Sunday, June 12, 2011
guest blogger: kerri
- Kerri Sparling from www.SixUntilMe.com
(Thanks for letting me guest post, Meredith!)
I love traveling. I love new countries, new cities, and new experiences.
But I hate the actual “travel” part of getting there. Freaks me out. Whether by plane, train, or automobile, I’m not a fan. Traveling causes a lot of anxiety for me (hello, type A and slightly OCD personality), so the packing and planning can send my brain into spin cycle.

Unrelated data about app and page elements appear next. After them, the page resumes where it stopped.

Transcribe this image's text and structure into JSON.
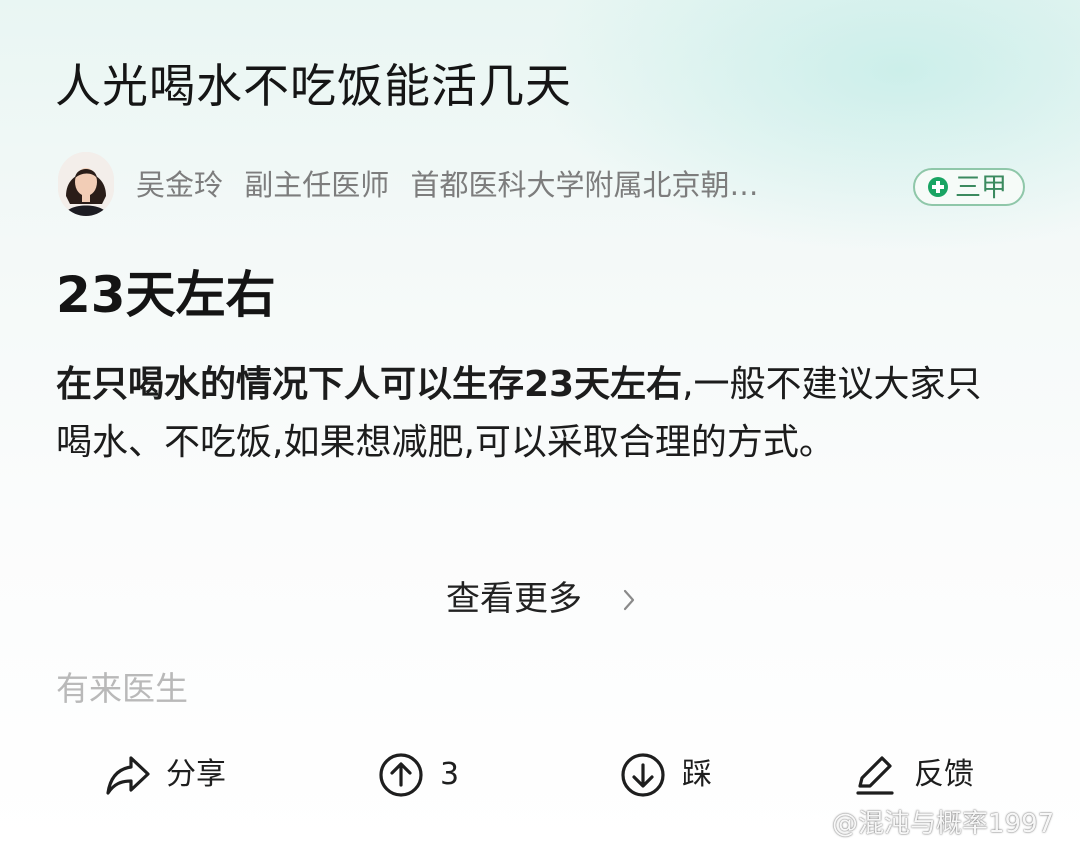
{
  "question": {
    "title": "人光喝水不吃饭能活几天"
  },
  "author": {
    "name": "吴金玲",
    "position": "副主任医师",
    "hospital": "首都医科大学附属北京朝…",
    "badge": "三甲"
  },
  "answer": {
    "headline": "23天左右",
    "body_bold": "在只喝水的情况下人可以生存23天左右",
    "body_rest": ",一般不建议大家只喝水、不吃饭,如果想减肥,可以采取合理的方式。",
    "more_label": "查看更多",
    "source": "有来医生"
  },
  "actions": {
    "share": "分享",
    "upvote_count": "3",
    "downvote": "踩",
    "feedback": "反馈"
  },
  "watermark": {
    "text": "@混沌与概率1997",
    "icon": "weibo-icon"
  },
  "colors": {
    "badge_green": "#19a463",
    "badge_border": "#8fc7a9",
    "muted_text": "#7d7d7d",
    "source_text": "#b9b9b9"
  }
}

The airport is a place that makes me particularly anxious. It’s like a vortex of stress. All those rules! Get there two hours early. Bring a little plastic bag for all of your 3 oz travel toiletries. Do not make eye contact with the ticket agent. And for people with diabetes who are pumping insulin, there’s that delicate dance of “Do I put my pump through the x-ray machine and potentially eff it up, or do I opt out for the scan and in for the pat down?”
I don’t like surprises during these moments. I like feeling as though I’m in control of something – anything. So I keep my pump and Dexcom on during airport security screenings, and I ask for the pat down. This way, I know it’s coming, I am comfortable, and I’m the one who determines how that security moment plays out.
It helps me calm my anxiety about the process, while ensuring that my diabetes devices make it through the security screening without frying out.
The airport pat downs, for me, aren’t dramatic or concerning. In the last year or two, I’ve been patted down about 20 times, and each time it’s been a very predictable, easy experience. I haven’t had anything in the past that has made this experience uncomfortable for me, and since I expect it every time, it’s become almost routine … too routine. The TSA agents have the same verbiage and motions. So I do what I can to mix it up just a little bit. It’s like a sport, like getting the Buckingham Palace guard to smile.
“Ma’am, do you have any parts of your body that are sensitive?” the female TSA agent asks me, acting with the utmost professionalism and barely cracking even the littlest facial expression.
“Not really. My insulin pump site is on the back of my hip. It’s a little floppy. So I guess it might be sensitive about that.”
And her stifled laugh is enough to take my anxiety down a notch, and helps me enjoy at least that moment of traveling.